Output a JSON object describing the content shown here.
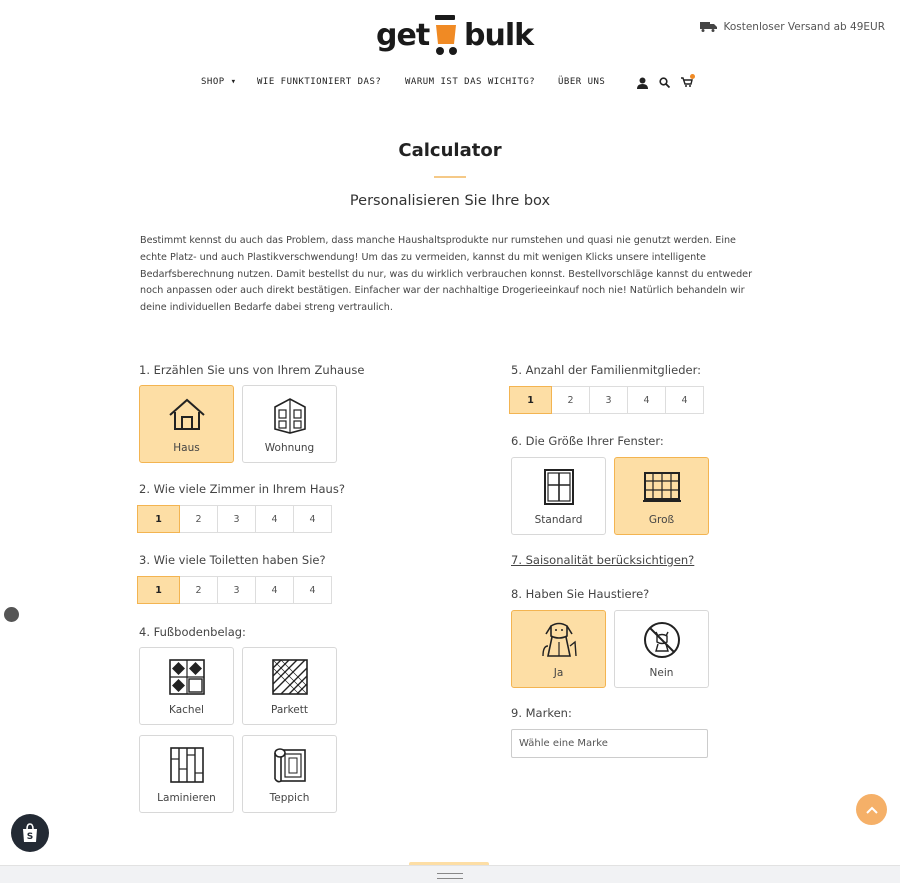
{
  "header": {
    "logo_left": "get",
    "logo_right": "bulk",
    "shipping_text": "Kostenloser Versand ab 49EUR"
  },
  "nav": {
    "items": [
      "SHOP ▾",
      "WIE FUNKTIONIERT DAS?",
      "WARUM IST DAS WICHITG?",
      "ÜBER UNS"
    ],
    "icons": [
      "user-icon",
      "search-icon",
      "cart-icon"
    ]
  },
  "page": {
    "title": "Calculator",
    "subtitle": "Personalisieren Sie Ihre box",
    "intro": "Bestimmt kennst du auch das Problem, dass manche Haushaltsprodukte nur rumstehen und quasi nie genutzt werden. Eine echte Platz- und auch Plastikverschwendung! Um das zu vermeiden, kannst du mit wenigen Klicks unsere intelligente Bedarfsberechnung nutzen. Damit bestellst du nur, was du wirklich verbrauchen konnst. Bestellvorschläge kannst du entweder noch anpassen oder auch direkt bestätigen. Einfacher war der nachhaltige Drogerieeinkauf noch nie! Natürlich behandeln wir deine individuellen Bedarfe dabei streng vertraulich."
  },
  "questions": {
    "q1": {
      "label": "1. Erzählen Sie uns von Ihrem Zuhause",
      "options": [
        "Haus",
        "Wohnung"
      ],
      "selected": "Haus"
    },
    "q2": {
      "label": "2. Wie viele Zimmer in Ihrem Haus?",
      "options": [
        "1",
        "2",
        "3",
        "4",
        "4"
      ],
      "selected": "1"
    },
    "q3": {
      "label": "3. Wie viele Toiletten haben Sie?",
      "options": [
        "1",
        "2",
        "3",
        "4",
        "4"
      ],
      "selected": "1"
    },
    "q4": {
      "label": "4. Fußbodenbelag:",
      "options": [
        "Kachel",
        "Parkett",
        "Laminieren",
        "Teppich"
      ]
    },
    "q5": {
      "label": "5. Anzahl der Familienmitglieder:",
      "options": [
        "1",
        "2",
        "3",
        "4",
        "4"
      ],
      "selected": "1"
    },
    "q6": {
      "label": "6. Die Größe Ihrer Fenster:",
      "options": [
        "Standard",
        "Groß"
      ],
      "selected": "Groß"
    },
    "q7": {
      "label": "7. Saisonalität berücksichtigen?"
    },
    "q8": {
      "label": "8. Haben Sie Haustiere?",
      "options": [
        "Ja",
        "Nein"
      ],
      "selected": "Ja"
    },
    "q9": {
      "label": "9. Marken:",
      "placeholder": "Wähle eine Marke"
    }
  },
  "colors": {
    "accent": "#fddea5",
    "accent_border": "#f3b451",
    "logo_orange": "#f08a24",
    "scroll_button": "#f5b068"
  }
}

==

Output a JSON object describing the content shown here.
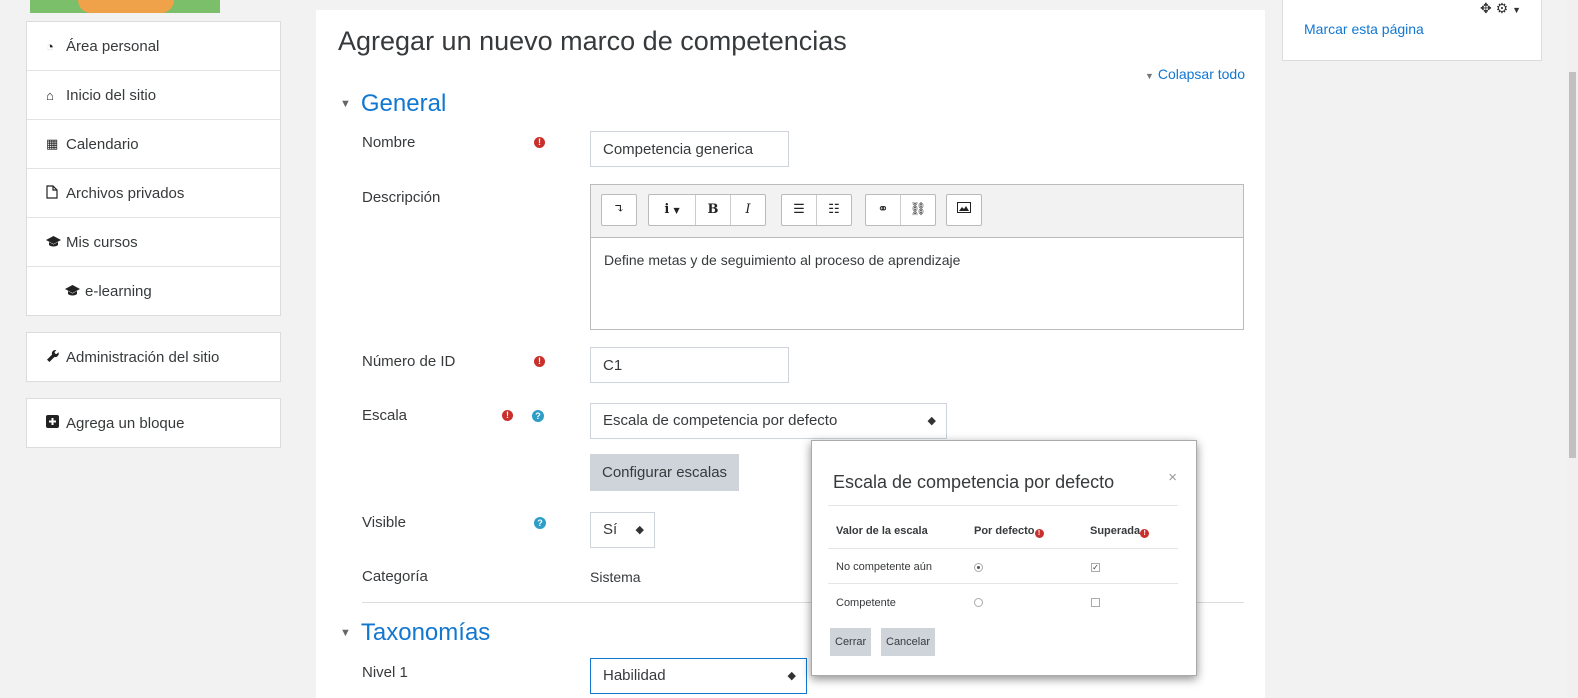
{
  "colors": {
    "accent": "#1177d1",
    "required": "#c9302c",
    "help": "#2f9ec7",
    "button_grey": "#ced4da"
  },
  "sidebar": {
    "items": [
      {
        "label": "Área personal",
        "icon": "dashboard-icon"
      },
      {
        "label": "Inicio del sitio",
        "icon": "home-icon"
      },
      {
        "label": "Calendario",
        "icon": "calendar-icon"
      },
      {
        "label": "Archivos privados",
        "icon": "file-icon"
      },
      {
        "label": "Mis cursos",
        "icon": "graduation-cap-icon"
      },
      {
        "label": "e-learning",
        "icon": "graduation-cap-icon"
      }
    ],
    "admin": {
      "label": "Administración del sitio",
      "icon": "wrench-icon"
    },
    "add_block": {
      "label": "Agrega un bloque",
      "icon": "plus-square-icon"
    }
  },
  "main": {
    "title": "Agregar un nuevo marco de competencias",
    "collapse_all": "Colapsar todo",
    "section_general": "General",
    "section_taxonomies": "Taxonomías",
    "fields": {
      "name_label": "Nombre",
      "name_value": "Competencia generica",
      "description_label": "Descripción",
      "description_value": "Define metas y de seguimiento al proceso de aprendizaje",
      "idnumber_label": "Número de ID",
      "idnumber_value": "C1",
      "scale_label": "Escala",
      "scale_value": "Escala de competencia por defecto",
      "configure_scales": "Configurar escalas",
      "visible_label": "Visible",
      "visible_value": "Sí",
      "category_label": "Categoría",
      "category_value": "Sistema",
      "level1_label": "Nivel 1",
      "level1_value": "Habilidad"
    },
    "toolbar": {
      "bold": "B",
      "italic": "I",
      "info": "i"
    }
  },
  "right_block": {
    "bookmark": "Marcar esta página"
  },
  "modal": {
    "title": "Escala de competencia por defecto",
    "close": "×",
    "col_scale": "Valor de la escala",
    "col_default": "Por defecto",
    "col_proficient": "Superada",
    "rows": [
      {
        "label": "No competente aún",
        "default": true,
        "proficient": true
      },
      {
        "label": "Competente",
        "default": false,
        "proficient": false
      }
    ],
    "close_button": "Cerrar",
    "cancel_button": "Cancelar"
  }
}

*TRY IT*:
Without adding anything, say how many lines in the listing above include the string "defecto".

*REPLY TO THE TASK*:
3